> _PROVIDED RECORDS_
BEGIN

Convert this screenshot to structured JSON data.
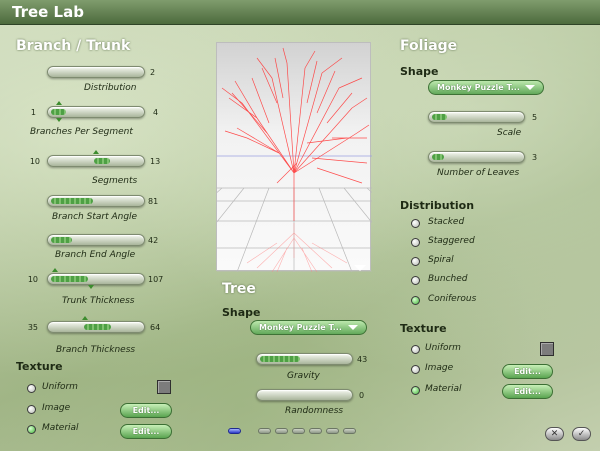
{
  "window": {
    "title": "Tree Lab"
  },
  "branch": {
    "heading": "Branch / Trunk",
    "distribution": {
      "label": "Distribution",
      "value": "2"
    },
    "branches_per_segment": {
      "label": "Branches Per Segment",
      "min": "1",
      "max": "4"
    },
    "segments": {
      "label": "Segments",
      "min": "10",
      "max": "13"
    },
    "branch_start_angle": {
      "label": "Branch Start Angle",
      "value": "81"
    },
    "branch_end_angle": {
      "label": "Branch End Angle",
      "value": "42"
    },
    "trunk_thickness": {
      "label": "Trunk Thickness",
      "min": "10",
      "max": "107"
    },
    "branch_thickness": {
      "label": "Branch Thickness",
      "min": "35",
      "max": "64"
    },
    "texture": {
      "heading": "Texture",
      "options": [
        "Uniform",
        "Image",
        "Material"
      ],
      "selected": "Material",
      "edit": "Edit..."
    }
  },
  "tree": {
    "heading": "Tree",
    "shape_label": "Shape",
    "shape_value": "Monkey Puzzle T...",
    "gravity": {
      "label": "Gravity",
      "value": "43"
    },
    "randomness": {
      "label": "Randomness",
      "value": "0"
    }
  },
  "foliage": {
    "heading": "Foliage",
    "shape_label": "Shape",
    "shape_value": "Monkey Puzzle T...",
    "scale": {
      "label": "Scale",
      "value": "5"
    },
    "number_of_leaves": {
      "label": "Number of Leaves",
      "value": "3"
    },
    "distribution": {
      "heading": "Distribution",
      "options": [
        "Stacked",
        "Staggered",
        "Spiral",
        "Bunched",
        "Coniferous"
      ],
      "selected": "Coniferous"
    },
    "texture": {
      "heading": "Texture",
      "options": [
        "Uniform",
        "Image",
        "Material"
      ],
      "selected": "Material",
      "edit": "Edit..."
    }
  },
  "footer": {
    "cancel_icon": "close-icon",
    "ok_icon": "check-icon",
    "pages": 7,
    "current_page": 1
  },
  "colors": {
    "accent": "#4ea044",
    "tree": "#ff3b3b"
  }
}
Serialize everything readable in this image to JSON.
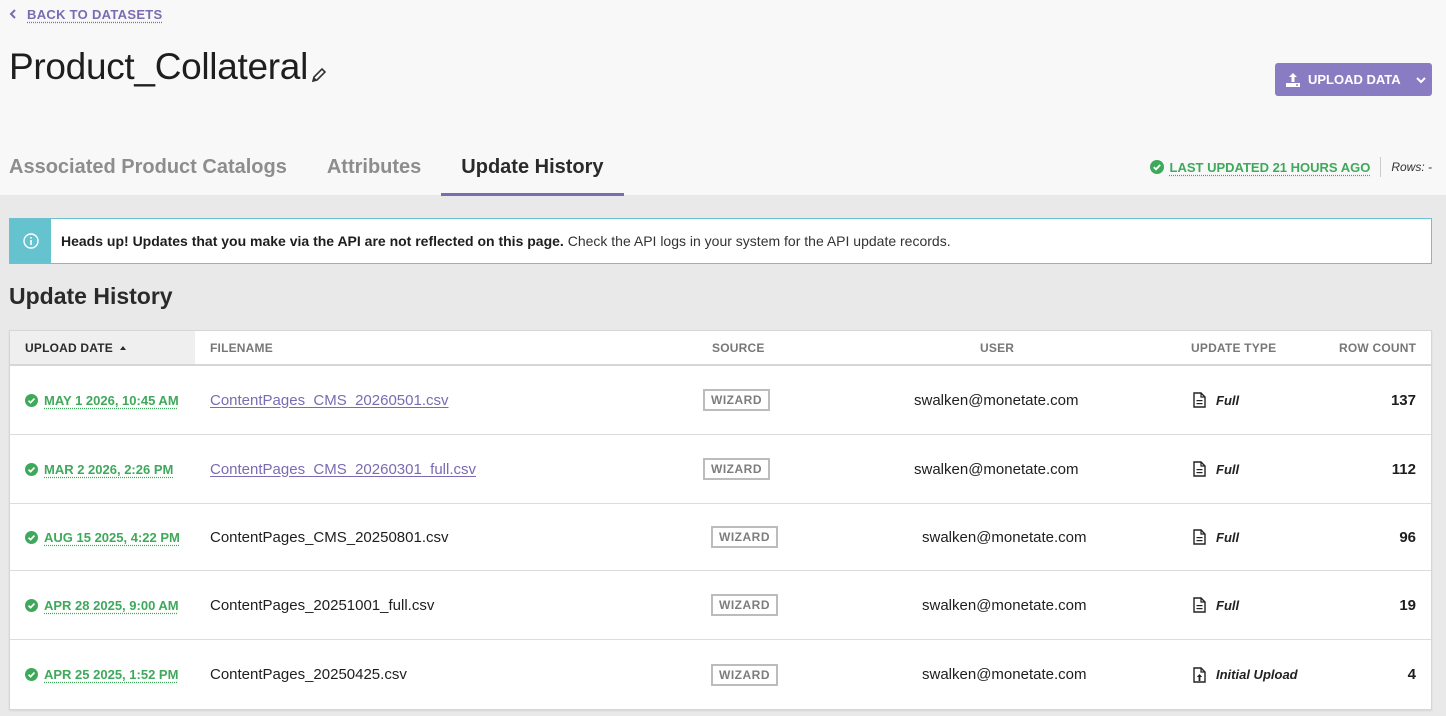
{
  "nav": {
    "back_label": "BACK TO DATASETS"
  },
  "dataset": {
    "title": "Product_Collateral"
  },
  "actions": {
    "upload_label": "UPLOAD DATA"
  },
  "tabs": [
    {
      "label": "Associated Product Catalogs",
      "active": false
    },
    {
      "label": "Attributes",
      "active": false
    },
    {
      "label": "Update History",
      "active": true
    }
  ],
  "status": {
    "last_updated": "LAST UPDATED 21 HOURS AGO",
    "rows": "Rows: -"
  },
  "banner": {
    "bold": "Heads up! Updates that you make via the API are not reflected on this page.",
    "text": " Check the API logs in your system for the API update records."
  },
  "section": {
    "title": "Update History"
  },
  "table": {
    "headers": {
      "upload_date": "UPLOAD DATE",
      "filename": "FILENAME",
      "source": "SOURCE",
      "user": "USER",
      "update_type": "UPDATE TYPE",
      "row_count": "ROW COUNT"
    },
    "rows": [
      {
        "date": "MAY 1 2026, 10:45 AM",
        "filename": "ContentPages_CMS_20260501.csv",
        "link": true,
        "source": "WIZARD",
        "user": "swalken@monetate.com",
        "type": "Full",
        "count": "137"
      },
      {
        "date": "MAR 2 2026, 2:26 PM",
        "filename": "ContentPages_CMS_20260301_full.csv",
        "link": true,
        "source": "WIZARD",
        "user": "swalken@monetate.com",
        "type": "Full",
        "count": "112"
      },
      {
        "date": "AUG 15 2025, 4:22 PM",
        "filename": "ContentPages_CMS_20250801.csv",
        "link": false,
        "source": "WIZARD",
        "user": "swalken@monetate.com",
        "type": "Full",
        "count": "96"
      },
      {
        "date": "APR 28 2025, 9:00 AM",
        "filename": "ContentPages_20251001_full.csv",
        "link": false,
        "source": "WIZARD",
        "user": "swalken@monetate.com",
        "type": "Full",
        "count": "19"
      },
      {
        "date": "APR 25 2025, 1:52 PM",
        "filename": "ContentPages_20250425.csv",
        "link": false,
        "source": "WIZARD",
        "user": "swalken@monetate.com",
        "type": "Initial Upload",
        "count": "4"
      }
    ]
  },
  "colors": {
    "accent": "#8a7cc2",
    "success": "#3fa95b",
    "info": "#64c3cf"
  }
}
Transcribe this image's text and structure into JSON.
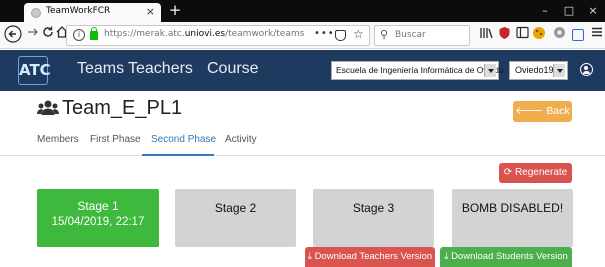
{
  "browser": {
    "tab_title": "TeamWorkFCR",
    "tab_close": "×",
    "new_tab": "+",
    "window_controls": [
      "–",
      "□",
      "×"
    ],
    "url_host": "merak.atc.",
    "url_domain": "uniovi.es",
    "url_prefix": "https://",
    "url_path": "/teamwork/teams",
    "url_more": "•••",
    "search_placeholder": "Buscar"
  },
  "app": {
    "logo": "ATC",
    "nav": [
      "Teams",
      "Teachers",
      "Course"
    ],
    "school_select": "Escuela de Ingeniería Informática de Oviedo",
    "course_select": "Oviedo19"
  },
  "team": {
    "title": "Team_E_PL1",
    "back_label": "Back",
    "tabs": [
      "Members",
      "First Phase",
      "Second Phase",
      "Activity"
    ],
    "active_tab": "Second Phase"
  },
  "actions": {
    "regenerate": "Regenerate",
    "download_teachers": "Download Teachers Version",
    "download_students": "Download Students Version"
  },
  "stages": [
    {
      "title": "Stage 1",
      "date": "15/04/2019, 22:17",
      "status_color": "#3eb93e"
    },
    {
      "title": "Stage 2"
    },
    {
      "title": "Stage 3"
    },
    {
      "title": "BOMB DISABLED!"
    }
  ],
  "colors": {
    "navbar": "#1f3a5f",
    "warning": "#f0ad4e",
    "danger": "#d9534f",
    "success": "#4cae4c",
    "link": "#337ab7"
  }
}
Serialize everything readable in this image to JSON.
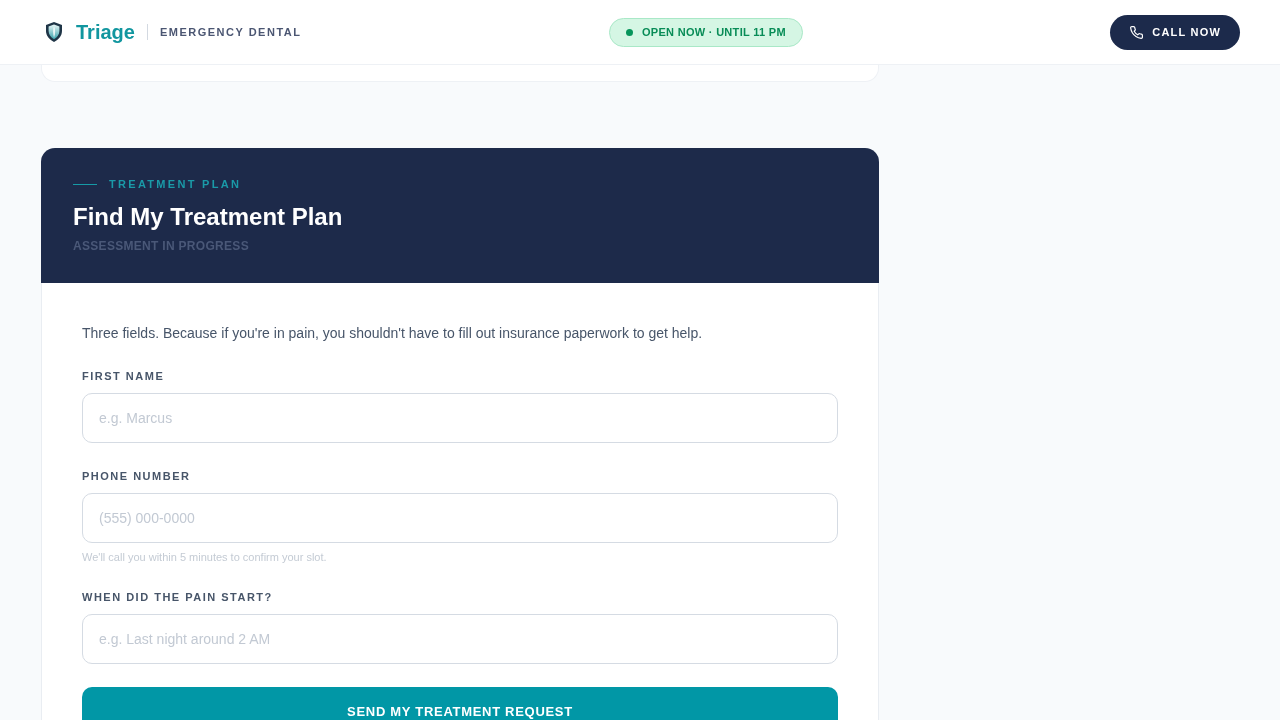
{
  "header": {
    "brand": "Triage",
    "tagline": "EMERGENCY DENTAL",
    "status": {
      "text": "OPEN NOW · UNTIL 11 PM",
      "open": true
    },
    "call_button": "CALL NOW"
  },
  "form_card": {
    "eyebrow": "TREATMENT PLAN",
    "title": "Find My Treatment Plan",
    "status": "ASSESSMENT IN PROGRESS",
    "intro": "Three fields. Because if you're in pain, you shouldn't have to fill out insurance paperwork to get help.",
    "fields": [
      {
        "label": "FIRST NAME",
        "placeholder": "e.g. Marcus"
      },
      {
        "label": "PHONE NUMBER",
        "placeholder": "(555) 000-0000",
        "hint": "We'll call you within 5 minutes to confirm your slot."
      },
      {
        "label": "WHEN DID THE PAIN START?",
        "placeholder": "e.g. Last night around 2 AM"
      }
    ],
    "submit": "SEND MY TREATMENT REQUEST"
  }
}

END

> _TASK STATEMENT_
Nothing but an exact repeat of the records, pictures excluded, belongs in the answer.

> _ANSWER TO THE PROBLEM_
Convert this screenshot to structured JSON data.
{
  "window": {
    "title": "Tree Lab"
  },
  "branch": {
    "heading": "Branch / Trunk",
    "distribution": {
      "label": "Distribution",
      "value": "2"
    },
    "branches_per_segment": {
      "label": "Branches Per Segment",
      "min": "1",
      "max": "4"
    },
    "segments": {
      "label": "Segments",
      "min": "10",
      "max": "13"
    },
    "branch_start_angle": {
      "label": "Branch Start Angle",
      "value": "81"
    },
    "branch_end_angle": {
      "label": "Branch End Angle",
      "value": "42"
    },
    "trunk_thickness": {
      "label": "Trunk Thickness",
      "min": "10",
      "max": "107"
    },
    "branch_thickness": {
      "label": "Branch Thickness",
      "min": "35",
      "max": "64"
    },
    "texture": {
      "heading": "Texture",
      "options": [
        "Uniform",
        "Image",
        "Material"
      ],
      "selected": "Material",
      "edit": "Edit..."
    }
  },
  "tree": {
    "heading": "Tree",
    "shape_label": "Shape",
    "shape_value": "Monkey Puzzle T...",
    "gravity": {
      "label": "Gravity",
      "value": "43"
    },
    "randomness": {
      "label": "Randomness",
      "value": "0"
    }
  },
  "foliage": {
    "heading": "Foliage",
    "shape_label": "Shape",
    "shape_value": "Monkey Puzzle T...",
    "scale": {
      "label": "Scale",
      "value": "5"
    },
    "number_of_leaves": {
      "label": "Number of Leaves",
      "value": "3"
    },
    "distribution": {
      "heading": "Distribution",
      "options": [
        "Stacked",
        "Staggered",
        "Spiral",
        "Bunched",
        "Coniferous"
      ],
      "selected": "Coniferous"
    },
    "texture": {
      "heading": "Texture",
      "options": [
        "Uniform",
        "Image",
        "Material"
      ],
      "selected": "Material",
      "edit": "Edit..."
    }
  },
  "footer": {
    "cancel_icon": "close-icon",
    "ok_icon": "check-icon",
    "pages": 7,
    "current_page": 1
  },
  "colors": {
    "accent": "#4ea044",
    "tree": "#ff3b3b"
  }
}
Serialize everything readable in this image to JSON.
{
  "nav": {
    "back_label": "BACK TO DATASETS"
  },
  "dataset": {
    "title": "Product_Collateral"
  },
  "actions": {
    "upload_label": "UPLOAD DATA"
  },
  "tabs": [
    {
      "label": "Associated Product Catalogs",
      "active": false
    },
    {
      "label": "Attributes",
      "active": false
    },
    {
      "label": "Update History",
      "active": true
    }
  ],
  "status": {
    "last_updated": "LAST UPDATED 21 HOURS AGO",
    "rows": "Rows: -"
  },
  "banner": {
    "bold": "Heads up! Updates that you make via the API are not reflected on this page.",
    "text": " Check the API logs in your system for the API update records."
  },
  "section": {
    "title": "Update History"
  },
  "table": {
    "headers": {
      "upload_date": "UPLOAD DATE",
      "filename": "FILENAME",
      "source": "SOURCE",
      "user": "USER",
      "update_type": "UPDATE TYPE",
      "row_count": "ROW COUNT"
    },
    "rows": [
      {
        "date": "MAY 1 2026, 10:45 AM",
        "filename": "ContentPages_CMS_20260501.csv",
        "link": true,
        "source": "WIZARD",
        "user": "swalken@monetate.com",
        "type": "Full",
        "count": "137"
      },
      {
        "date": "MAR 2 2026, 2:26 PM",
        "filename": "ContentPages_CMS_20260301_full.csv",
        "link": true,
        "source": "WIZARD",
        "user": "swalken@monetate.com",
        "type": "Full",
        "count": "112"
      },
      {
        "date": "AUG 15 2025, 4:22 PM",
        "filename": "ContentPages_CMS_20250801.csv",
        "link": false,
        "source": "WIZARD",
        "user": "swalken@monetate.com",
        "type": "Full",
        "count": "96"
      },
      {
        "date": "APR 28 2025, 9:00 AM",
        "filename": "ContentPages_20251001_full.csv",
        "link": false,
        "source": "WIZARD",
        "user": "swalken@monetate.com",
        "type": "Full",
        "count": "19"
      },
      {
        "date": "APR 25 2025, 1:52 PM",
        "filename": "ContentPages_20250425.csv",
        "link": false,
        "source": "WIZARD",
        "user": "swalken@monetate.com",
        "type": "Initial Upload",
        "count": "4"
      }
    ]
  },
  "colors": {
    "accent": "#8a7cc2",
    "success": "#3fa95b",
    "info": "#64c3cf"
  }
}
Transcribe this image's text and structure into JSON.
{
  "browser": {
    "tab_title": "TeamWorkFCR",
    "tab_close": "×",
    "new_tab": "+",
    "window_controls": [
      "–",
      "□",
      "×"
    ],
    "url_host": "merak.atc.",
    "url_domain": "uniovi.es",
    "url_prefix": "https://",
    "url_path": "/teamwork/teams",
    "url_more": "•••",
    "search_placeholder": "Buscar"
  },
  "app": {
    "logo": "ATC",
    "nav": [
      "Teams",
      "Teachers",
      "Course"
    ],
    "school_select": "Escuela de Ingeniería Informática de Oviedo",
    "course_select": "Oviedo19"
  },
  "team": {
    "title": "Team_E_PL1",
    "back_label": "Back",
    "tabs": [
      "Members",
      "First Phase",
      "Second Phase",
      "Activity"
    ],
    "active_tab": "Second Phase"
  },
  "actions": {
    "regenerate": "Regenerate",
    "download_teachers": "Download Teachers Version",
    "download_students": "Download Students Version"
  },
  "stages": [
    {
      "title": "Stage 1",
      "date": "15/04/2019, 22:17",
      "status_color": "#3eb93e"
    },
    {
      "title": "Stage 2"
    },
    {
      "title": "Stage 3"
    },
    {
      "title": "BOMB DISABLED!"
    }
  ],
  "colors": {
    "navbar": "#1f3a5f",
    "warning": "#f0ad4e",
    "danger": "#d9534f",
    "success": "#4cae4c",
    "link": "#337ab7"
  }
}
Serialize everything readable in this image to JSON.
{
  "header": {
    "brand": "Triage",
    "tagline": "EMERGENCY DENTAL",
    "status": {
      "text": "OPEN NOW · UNTIL 11 PM",
      "open": true
    },
    "call_button": "CALL NOW"
  },
  "form_card": {
    "eyebrow": "TREATMENT PLAN",
    "title": "Find My Treatment Plan",
    "status": "ASSESSMENT IN PROGRESS",
    "intro": "Three fields. Because if you're in pain, you shouldn't have to fill out insurance paperwork to get help.",
    "fields": [
      {
        "label": "FIRST NAME",
        "placeholder": "e.g. Marcus"
      },
      {
        "label": "PHONE NUMBER",
        "placeholder": "(555) 000-0000",
        "hint": "We'll call you within 5 minutes to confirm your slot."
      },
      {
        "label": "WHEN DID THE PAIN START?",
        "placeholder": "e.g. Last night around 2 AM"
      }
    ],
    "submit": "SEND MY TREATMENT REQUEST"
  }
}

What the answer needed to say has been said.